[Excerpts from a dataset]
*** Block opens ***

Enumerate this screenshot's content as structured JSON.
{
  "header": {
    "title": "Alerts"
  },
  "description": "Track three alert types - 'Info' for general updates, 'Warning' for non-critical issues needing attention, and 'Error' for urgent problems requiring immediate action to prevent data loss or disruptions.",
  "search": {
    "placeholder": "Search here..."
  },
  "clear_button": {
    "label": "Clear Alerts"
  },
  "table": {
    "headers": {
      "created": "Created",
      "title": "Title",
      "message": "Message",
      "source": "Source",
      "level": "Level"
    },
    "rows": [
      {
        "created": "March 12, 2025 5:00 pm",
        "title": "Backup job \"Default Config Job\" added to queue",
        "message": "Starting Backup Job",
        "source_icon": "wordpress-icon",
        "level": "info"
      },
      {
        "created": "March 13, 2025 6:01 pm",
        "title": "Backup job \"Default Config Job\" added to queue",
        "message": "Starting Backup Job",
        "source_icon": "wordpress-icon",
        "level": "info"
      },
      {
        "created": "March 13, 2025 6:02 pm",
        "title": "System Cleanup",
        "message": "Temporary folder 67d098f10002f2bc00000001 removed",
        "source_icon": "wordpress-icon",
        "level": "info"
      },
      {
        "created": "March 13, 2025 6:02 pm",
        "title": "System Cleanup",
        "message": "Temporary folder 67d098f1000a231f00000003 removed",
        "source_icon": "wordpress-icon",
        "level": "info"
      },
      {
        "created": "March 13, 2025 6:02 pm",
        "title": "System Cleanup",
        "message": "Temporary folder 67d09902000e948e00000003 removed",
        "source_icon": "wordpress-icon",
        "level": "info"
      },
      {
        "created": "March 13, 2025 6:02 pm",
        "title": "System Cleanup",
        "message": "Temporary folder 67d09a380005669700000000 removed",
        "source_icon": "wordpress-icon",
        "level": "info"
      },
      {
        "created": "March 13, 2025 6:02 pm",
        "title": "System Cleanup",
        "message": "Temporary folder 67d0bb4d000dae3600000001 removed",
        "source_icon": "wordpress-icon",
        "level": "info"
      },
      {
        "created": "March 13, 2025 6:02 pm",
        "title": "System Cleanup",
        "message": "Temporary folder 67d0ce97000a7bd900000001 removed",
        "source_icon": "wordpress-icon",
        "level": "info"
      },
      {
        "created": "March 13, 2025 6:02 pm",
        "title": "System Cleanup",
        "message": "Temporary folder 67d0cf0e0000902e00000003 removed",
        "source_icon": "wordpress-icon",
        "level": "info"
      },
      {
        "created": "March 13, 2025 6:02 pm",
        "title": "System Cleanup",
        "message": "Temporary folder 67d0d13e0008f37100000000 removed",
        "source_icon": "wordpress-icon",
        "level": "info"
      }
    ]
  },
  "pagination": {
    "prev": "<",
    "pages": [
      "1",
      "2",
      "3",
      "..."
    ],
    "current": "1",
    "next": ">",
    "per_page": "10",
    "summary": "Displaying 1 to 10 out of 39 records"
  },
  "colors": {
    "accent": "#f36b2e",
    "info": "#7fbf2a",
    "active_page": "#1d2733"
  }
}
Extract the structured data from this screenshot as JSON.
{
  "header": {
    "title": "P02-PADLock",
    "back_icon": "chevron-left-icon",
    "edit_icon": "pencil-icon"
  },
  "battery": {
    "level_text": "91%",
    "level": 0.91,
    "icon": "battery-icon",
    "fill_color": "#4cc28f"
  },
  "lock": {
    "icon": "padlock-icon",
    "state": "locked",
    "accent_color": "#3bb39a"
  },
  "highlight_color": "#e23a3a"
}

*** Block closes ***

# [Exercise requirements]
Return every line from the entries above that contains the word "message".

# [Problem solution]
      "message": "Message",
        "message": "Starting Backup Job",
        "message": "Starting Backup Job",
        "message": "Temporary folder 67d098f10002f2bc00000001 removed",
        "message": "Temporary folder 67d098f1000a231f00000003 removed",
        "message": "Temporary folder 67d09902000e948e00000003 removed",
        "message": "Temporary folder 67d09a380005669700000000 removed",
        "message": "Temporary folder 67d0bb4d000dae3600000001 removed",
        "message": "Temporary folder 67d0ce97000a7bd900000001 removed",
        "message": "Temporary folder 67d0cf0e0000902e00000003 removed",
        "message": "Temporary folder 67d0d13e0008f37100000000 removed",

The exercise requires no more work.